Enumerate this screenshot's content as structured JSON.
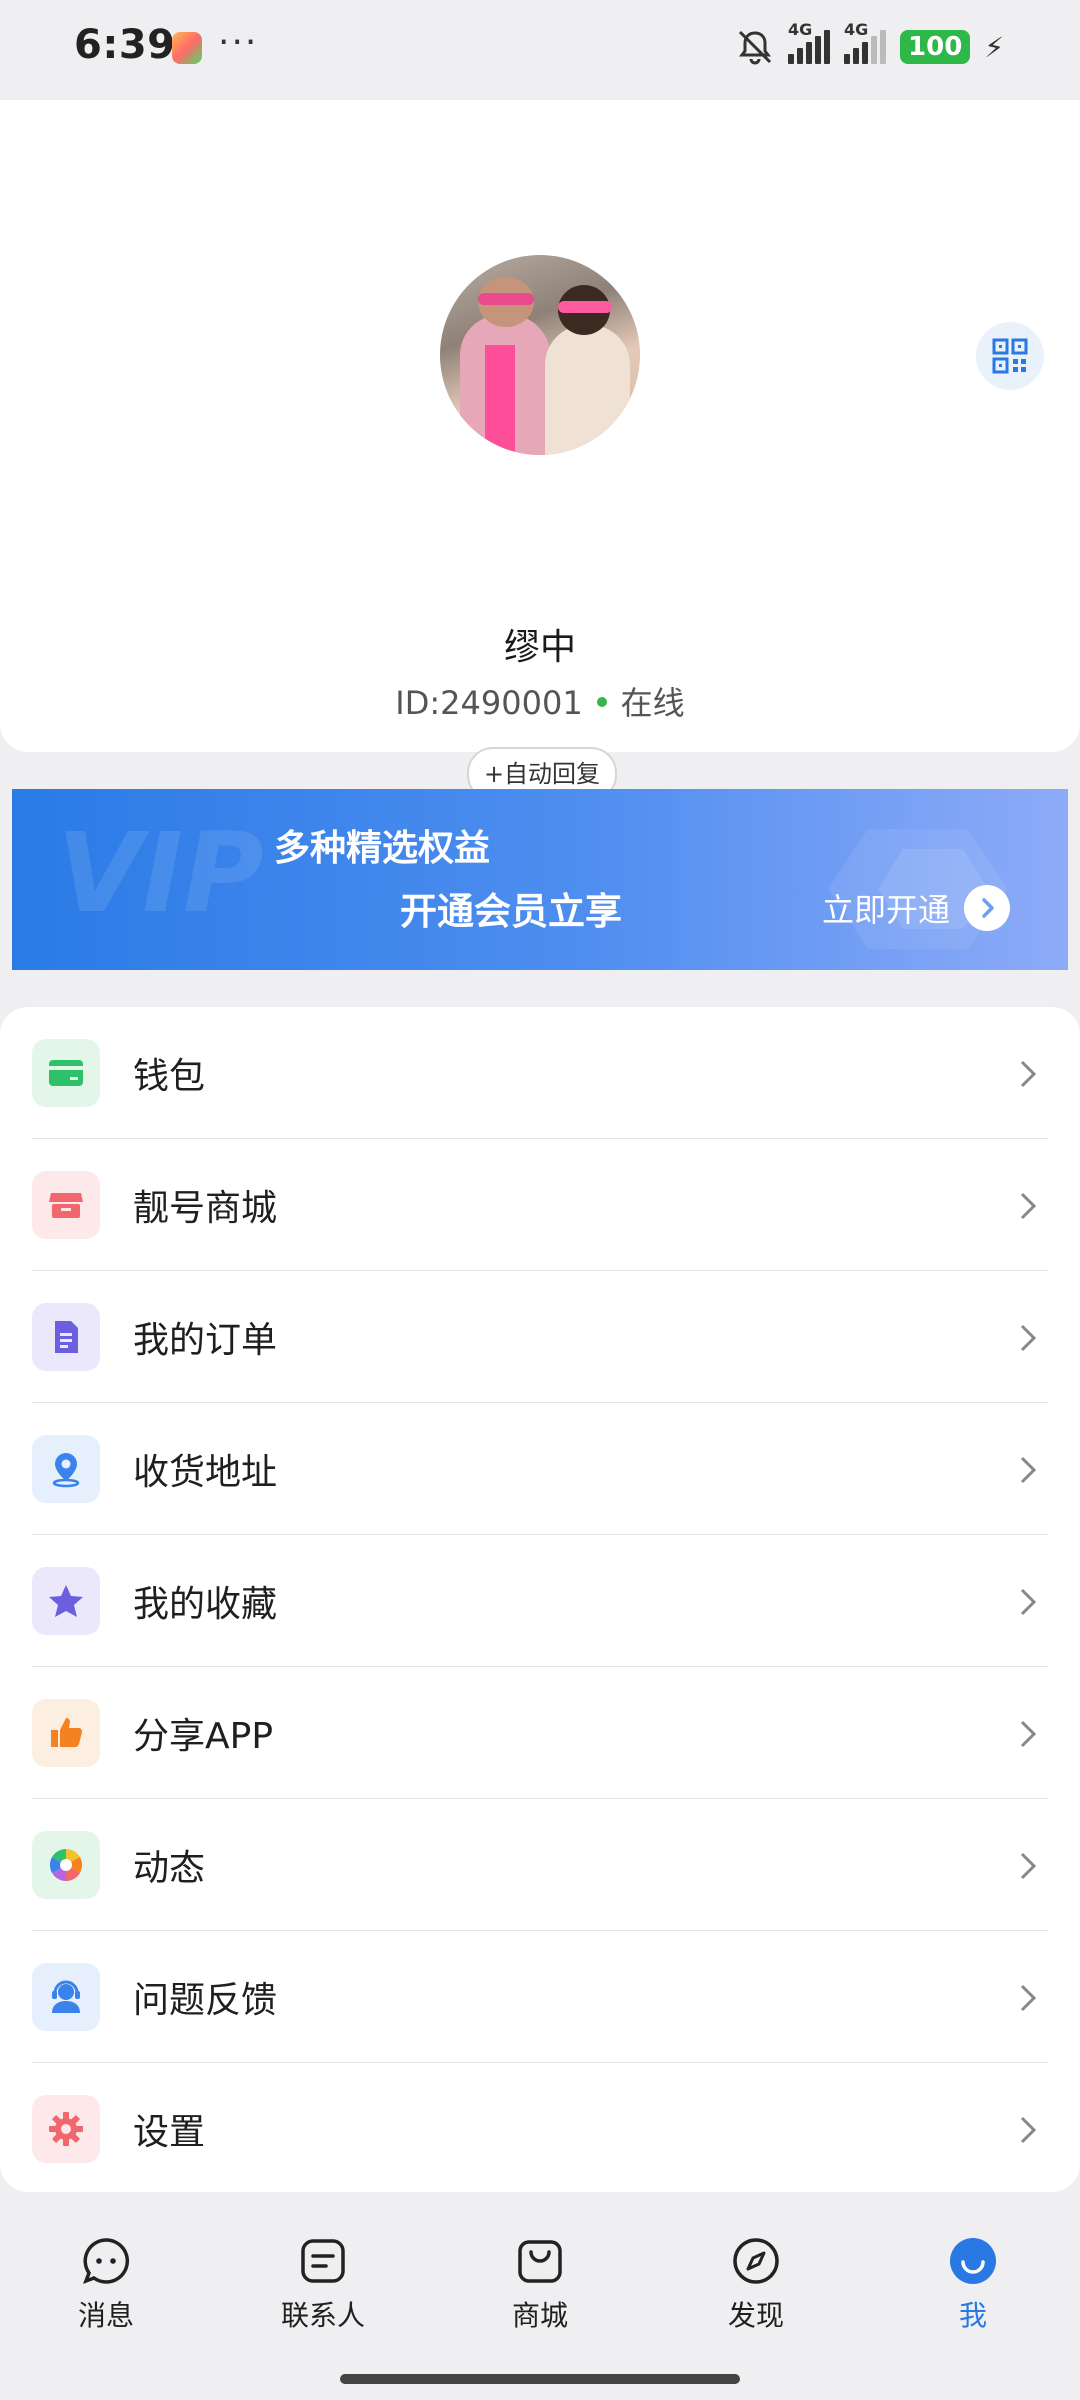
{
  "status_bar": {
    "time": "6:39",
    "more": "···",
    "network_1": "4G",
    "network_2": "4G",
    "battery": "100"
  },
  "profile": {
    "name": "缪中",
    "id_label": "ID:2490001",
    "status": "在线",
    "status_color": "#3ab54a",
    "auto_reply_label": "+自动回复"
  },
  "vip": {
    "line1": "多种精选权益",
    "line2": "开通会员立享",
    "cta": "立即开通",
    "watermark": "VIP"
  },
  "menu": [
    {
      "label": "钱包",
      "icon": "wallet-icon",
      "bg": "#e4f6ea",
      "fg": "#2fc06a"
    },
    {
      "label": "靓号商城",
      "icon": "store-icon",
      "bg": "#fde9ea",
      "fg": "#f0676e"
    },
    {
      "label": "我的订单",
      "icon": "order-document-icon",
      "bg": "#ebe8fb",
      "fg": "#6b5fe0"
    },
    {
      "label": "收货地址",
      "icon": "location-pin-icon",
      "bg": "#e6effc",
      "fg": "#3a83ec"
    },
    {
      "label": "我的收藏",
      "icon": "star-icon",
      "bg": "#ebe8fb",
      "fg": "#6b5fe0"
    },
    {
      "label": "分享APP",
      "icon": "thumbs-up-icon",
      "bg": "#fdeee2",
      "fg": "#f58220"
    },
    {
      "label": "动态",
      "icon": "aperture-icon",
      "bg": "#e4f6ea",
      "fg": "#2fc06a"
    },
    {
      "label": "问题反馈",
      "icon": "support-agent-icon",
      "bg": "#e6effc",
      "fg": "#3a83ec"
    },
    {
      "label": "设置",
      "icon": "gear-icon",
      "bg": "#fde9ea",
      "fg": "#f0676e"
    }
  ],
  "nav": [
    {
      "label": "消息",
      "icon": "chat-bubble-icon",
      "active": false
    },
    {
      "label": "联系人",
      "icon": "contacts-icon",
      "active": false
    },
    {
      "label": "商城",
      "icon": "shopping-bag-icon",
      "active": false
    },
    {
      "label": "发现",
      "icon": "compass-icon",
      "active": false
    },
    {
      "label": "我",
      "icon": "me-smile-icon",
      "active": true
    }
  ],
  "colors": {
    "accent": "#2a78e4",
    "background": "#efeff1"
  }
}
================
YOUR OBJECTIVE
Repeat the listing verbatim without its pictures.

TASK RESULT
Enumerate this screenshot's content as structured JSON.
{
  "status_bar": {
    "time": "6:39",
    "more": "···",
    "network_1": "4G",
    "network_2": "4G",
    "battery": "100"
  },
  "profile": {
    "name": "缪中",
    "id_label": "ID:2490001",
    "status": "在线",
    "status_color": "#3ab54a",
    "auto_reply_label": "+自动回复"
  },
  "vip": {
    "line1": "多种精选权益",
    "line2": "开通会员立享",
    "cta": "立即开通",
    "watermark": "VIP"
  },
  "menu": [
    {
      "label": "钱包",
      "icon": "wallet-icon",
      "bg": "#e4f6ea",
      "fg": "#2fc06a"
    },
    {
      "label": "靓号商城",
      "icon": "store-icon",
      "bg": "#fde9ea",
      "fg": "#f0676e"
    },
    {
      "label": "我的订单",
      "icon": "order-document-icon",
      "bg": "#ebe8fb",
      "fg": "#6b5fe0"
    },
    {
      "label": "收货地址",
      "icon": "location-pin-icon",
      "bg": "#e6effc",
      "fg": "#3a83ec"
    },
    {
      "label": "我的收藏",
      "icon": "star-icon",
      "bg": "#ebe8fb",
      "fg": "#6b5fe0"
    },
    {
      "label": "分享APP",
      "icon": "thumbs-up-icon",
      "bg": "#fdeee2",
      "fg": "#f58220"
    },
    {
      "label": "动态",
      "icon": "aperture-icon",
      "bg": "#e4f6ea",
      "fg": "#2fc06a"
    },
    {
      "label": "问题反馈",
      "icon": "support-agent-icon",
      "bg": "#e6effc",
      "fg": "#3a83ec"
    },
    {
      "label": "设置",
      "icon": "gear-icon",
      "bg": "#fde9ea",
      "fg": "#f0676e"
    }
  ],
  "nav": [
    {
      "label": "消息",
      "icon": "chat-bubble-icon",
      "active": false
    },
    {
      "label": "联系人",
      "icon": "contacts-icon",
      "active": false
    },
    {
      "label": "商城",
      "icon": "shopping-bag-icon",
      "active": false
    },
    {
      "label": "发现",
      "icon": "compass-icon",
      "active": false
    },
    {
      "label": "我",
      "icon": "me-smile-icon",
      "active": true
    }
  ],
  "colors": {
    "accent": "#2a78e4",
    "background": "#efeff1"
  }
}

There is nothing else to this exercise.